>>>

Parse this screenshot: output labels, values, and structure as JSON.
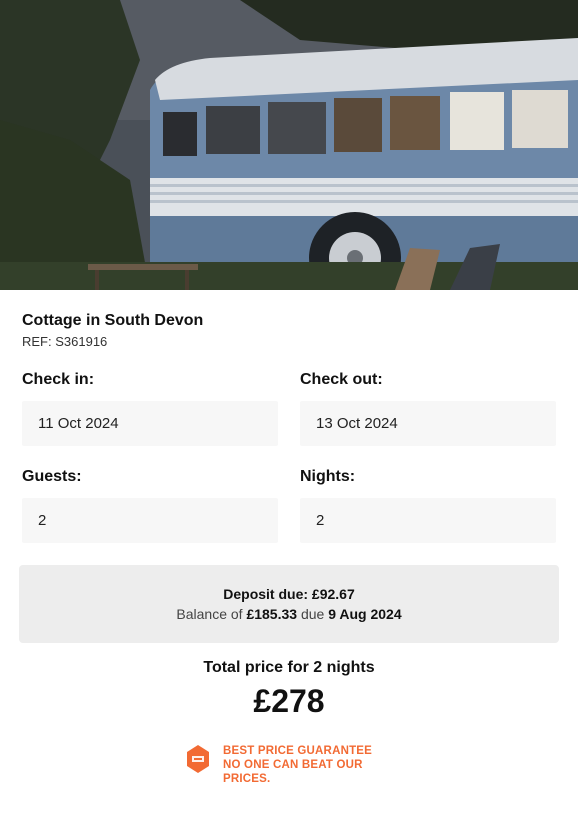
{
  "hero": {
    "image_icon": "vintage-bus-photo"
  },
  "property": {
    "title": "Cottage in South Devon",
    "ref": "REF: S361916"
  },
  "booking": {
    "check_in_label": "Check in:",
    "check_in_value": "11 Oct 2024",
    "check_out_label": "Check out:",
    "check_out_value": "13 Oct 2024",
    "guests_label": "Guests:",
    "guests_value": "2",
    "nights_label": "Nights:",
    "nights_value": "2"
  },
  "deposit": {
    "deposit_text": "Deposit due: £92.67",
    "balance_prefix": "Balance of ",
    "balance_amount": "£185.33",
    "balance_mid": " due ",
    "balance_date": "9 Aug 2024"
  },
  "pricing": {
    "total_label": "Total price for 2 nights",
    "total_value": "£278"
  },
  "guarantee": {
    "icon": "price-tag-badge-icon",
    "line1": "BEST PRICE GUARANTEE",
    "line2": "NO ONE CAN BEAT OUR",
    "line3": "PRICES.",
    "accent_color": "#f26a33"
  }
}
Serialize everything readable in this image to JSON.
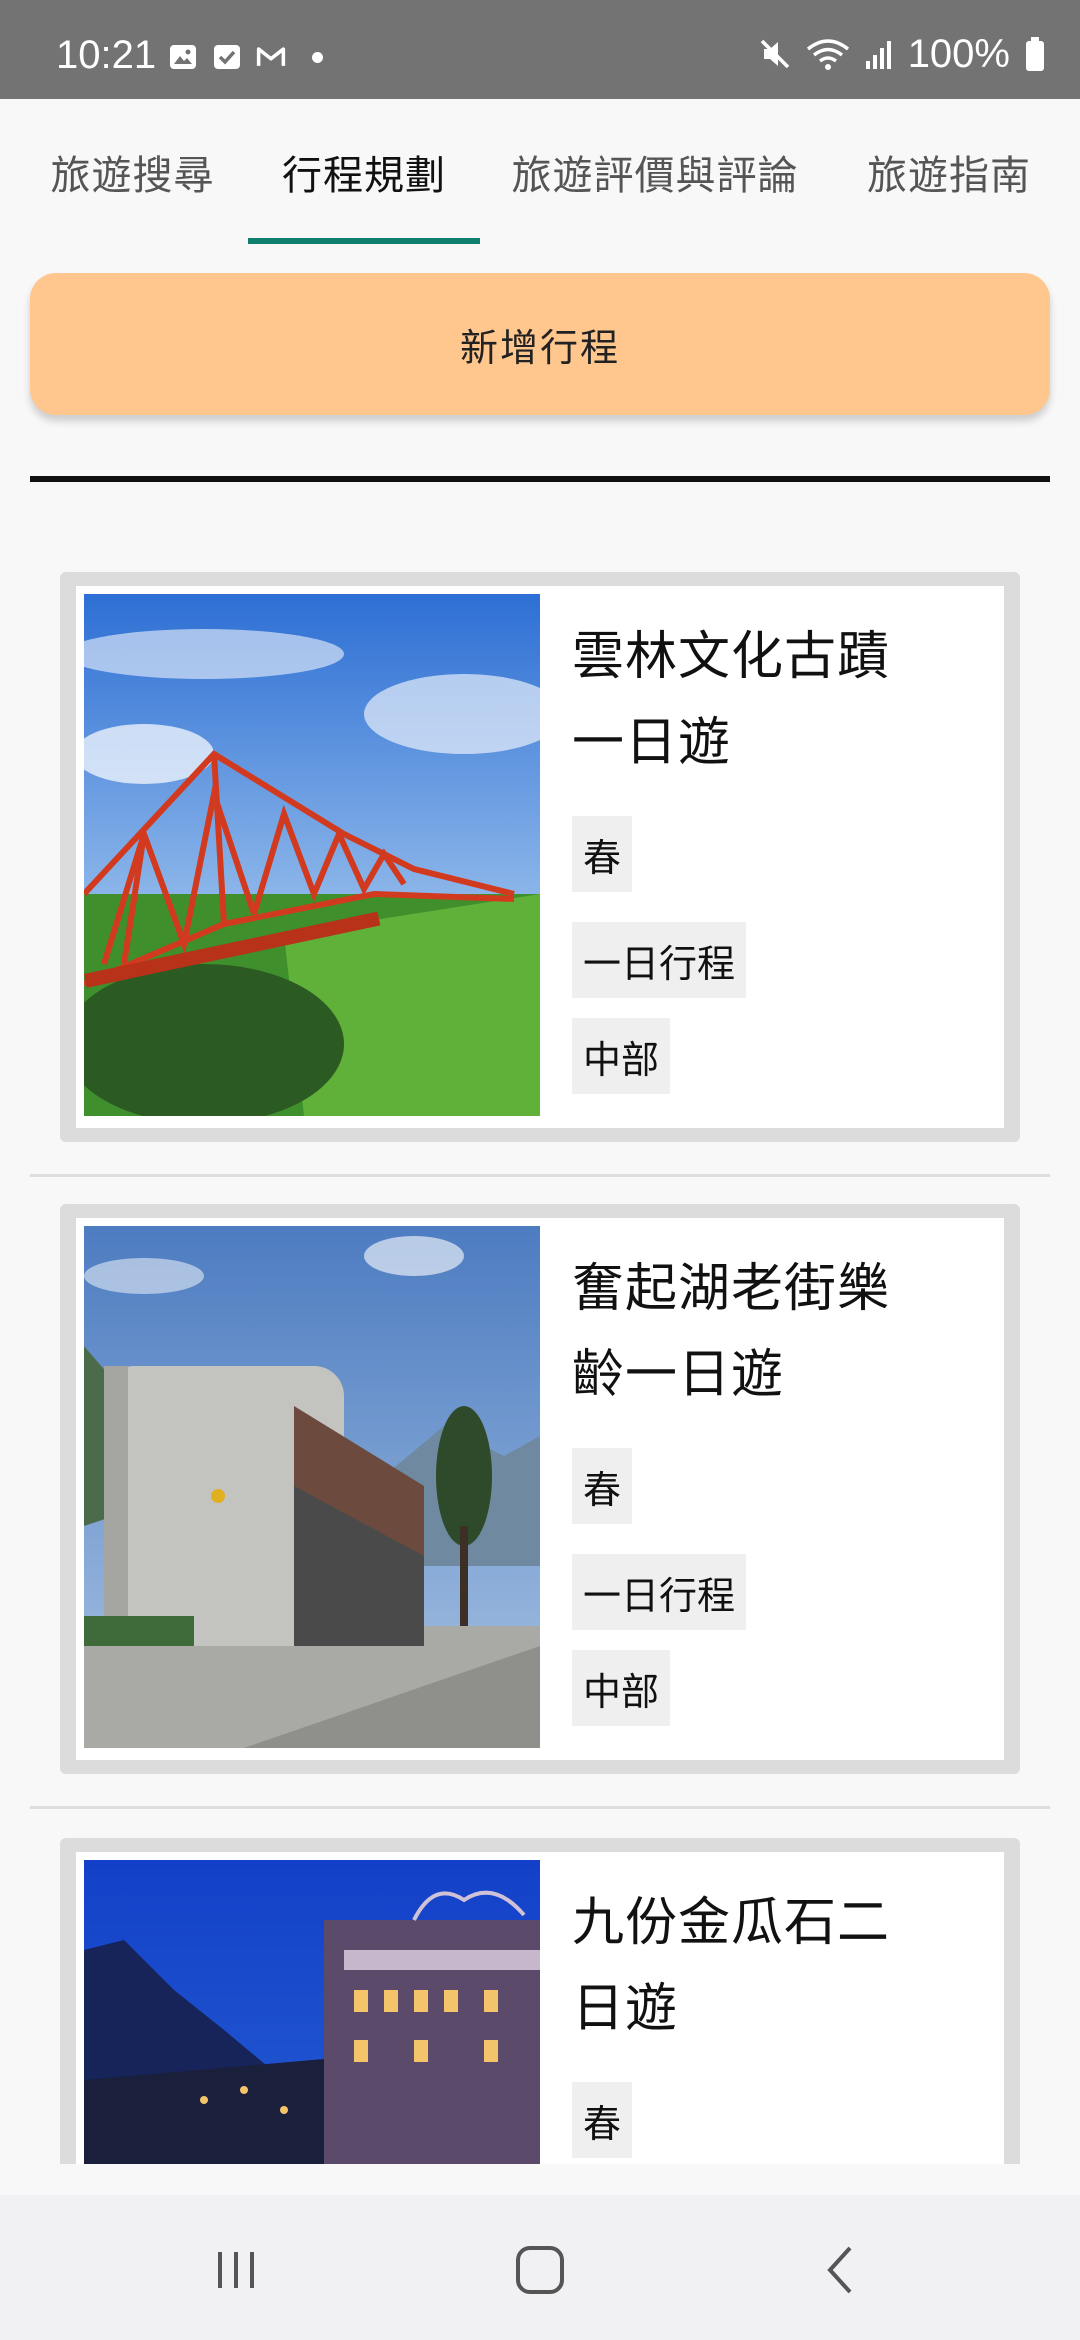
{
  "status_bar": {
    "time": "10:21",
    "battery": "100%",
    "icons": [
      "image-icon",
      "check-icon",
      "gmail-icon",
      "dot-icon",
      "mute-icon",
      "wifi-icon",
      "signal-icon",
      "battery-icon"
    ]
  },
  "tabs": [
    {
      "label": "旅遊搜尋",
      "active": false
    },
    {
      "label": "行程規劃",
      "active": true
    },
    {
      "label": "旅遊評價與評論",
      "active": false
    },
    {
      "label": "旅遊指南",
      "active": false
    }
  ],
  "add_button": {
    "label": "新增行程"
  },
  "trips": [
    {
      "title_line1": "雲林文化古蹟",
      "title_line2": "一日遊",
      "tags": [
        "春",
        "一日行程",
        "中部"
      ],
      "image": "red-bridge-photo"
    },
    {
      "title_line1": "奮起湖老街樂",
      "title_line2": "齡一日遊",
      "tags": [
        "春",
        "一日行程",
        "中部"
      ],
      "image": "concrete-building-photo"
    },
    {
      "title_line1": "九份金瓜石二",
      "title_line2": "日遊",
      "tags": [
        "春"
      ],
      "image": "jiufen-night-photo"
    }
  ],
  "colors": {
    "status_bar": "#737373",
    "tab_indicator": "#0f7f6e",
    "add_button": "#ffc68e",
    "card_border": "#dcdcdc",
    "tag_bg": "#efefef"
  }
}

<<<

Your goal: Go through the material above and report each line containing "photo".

Answer area:
    "image_icon": "vintage-bus-photo"
      "image": "red-bridge-photo"
      "image": "concrete-building-photo"
      "image": "jiufen-night-photo"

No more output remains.